[Entries from a dataset of interfaces]
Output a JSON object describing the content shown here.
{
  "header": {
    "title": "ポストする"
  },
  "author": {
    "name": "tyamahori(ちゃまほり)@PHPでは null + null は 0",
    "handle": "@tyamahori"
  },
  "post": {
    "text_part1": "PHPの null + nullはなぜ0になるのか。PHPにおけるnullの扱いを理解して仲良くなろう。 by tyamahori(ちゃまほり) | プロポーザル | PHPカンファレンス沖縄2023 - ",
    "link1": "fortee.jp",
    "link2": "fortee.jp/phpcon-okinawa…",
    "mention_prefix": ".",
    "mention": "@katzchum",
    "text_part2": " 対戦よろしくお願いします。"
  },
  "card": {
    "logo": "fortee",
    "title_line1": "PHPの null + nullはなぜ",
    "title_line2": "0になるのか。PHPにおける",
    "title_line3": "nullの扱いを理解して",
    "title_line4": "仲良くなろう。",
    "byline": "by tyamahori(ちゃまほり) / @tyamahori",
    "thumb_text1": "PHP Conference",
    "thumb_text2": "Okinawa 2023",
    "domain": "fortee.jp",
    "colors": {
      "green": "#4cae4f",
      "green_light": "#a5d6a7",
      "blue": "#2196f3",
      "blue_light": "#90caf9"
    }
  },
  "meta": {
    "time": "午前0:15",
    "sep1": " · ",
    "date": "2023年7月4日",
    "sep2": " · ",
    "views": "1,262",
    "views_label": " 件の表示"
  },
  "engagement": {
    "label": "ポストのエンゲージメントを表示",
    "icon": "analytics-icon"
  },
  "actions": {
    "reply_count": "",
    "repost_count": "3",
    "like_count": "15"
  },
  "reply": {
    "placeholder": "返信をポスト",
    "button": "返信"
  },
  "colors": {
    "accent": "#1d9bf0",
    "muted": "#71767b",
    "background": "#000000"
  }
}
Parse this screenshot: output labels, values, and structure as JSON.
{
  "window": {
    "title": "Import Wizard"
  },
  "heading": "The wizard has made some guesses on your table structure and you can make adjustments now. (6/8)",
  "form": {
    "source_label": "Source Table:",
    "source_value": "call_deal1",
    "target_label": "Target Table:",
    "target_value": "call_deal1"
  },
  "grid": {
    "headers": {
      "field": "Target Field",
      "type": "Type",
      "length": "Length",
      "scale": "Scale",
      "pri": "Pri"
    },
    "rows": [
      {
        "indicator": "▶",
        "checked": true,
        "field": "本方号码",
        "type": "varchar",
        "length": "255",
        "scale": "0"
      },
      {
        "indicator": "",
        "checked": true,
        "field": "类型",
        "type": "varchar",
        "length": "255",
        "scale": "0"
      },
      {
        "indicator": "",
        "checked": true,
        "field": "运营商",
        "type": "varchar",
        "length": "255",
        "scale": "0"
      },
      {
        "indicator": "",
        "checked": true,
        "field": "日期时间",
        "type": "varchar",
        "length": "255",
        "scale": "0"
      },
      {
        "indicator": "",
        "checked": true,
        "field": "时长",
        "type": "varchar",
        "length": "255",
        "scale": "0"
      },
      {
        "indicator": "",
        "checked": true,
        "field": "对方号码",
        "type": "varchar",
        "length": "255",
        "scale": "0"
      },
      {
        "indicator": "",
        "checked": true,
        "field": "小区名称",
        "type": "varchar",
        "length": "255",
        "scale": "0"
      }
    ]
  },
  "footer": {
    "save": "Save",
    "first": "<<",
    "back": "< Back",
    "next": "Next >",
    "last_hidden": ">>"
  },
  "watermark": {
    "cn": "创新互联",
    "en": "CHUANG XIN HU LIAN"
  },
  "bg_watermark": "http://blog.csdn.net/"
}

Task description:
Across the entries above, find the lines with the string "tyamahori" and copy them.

Your solution:
    "name": "tyamahori(ちゃまほり)@PHPでは null + null は 0",
    "handle": "@tyamahori"
    "text_part1": "PHPの null + nullはなぜ0になるのか。PHPにおけるnullの扱いを理解して仲良くなろう。 by tyamahori(ちゃまほり) | プロポーザル | PHPカンファレンス沖縄2023 - ",
    "byline": "by tyamahori(ちゃまほり) / @tyamahori",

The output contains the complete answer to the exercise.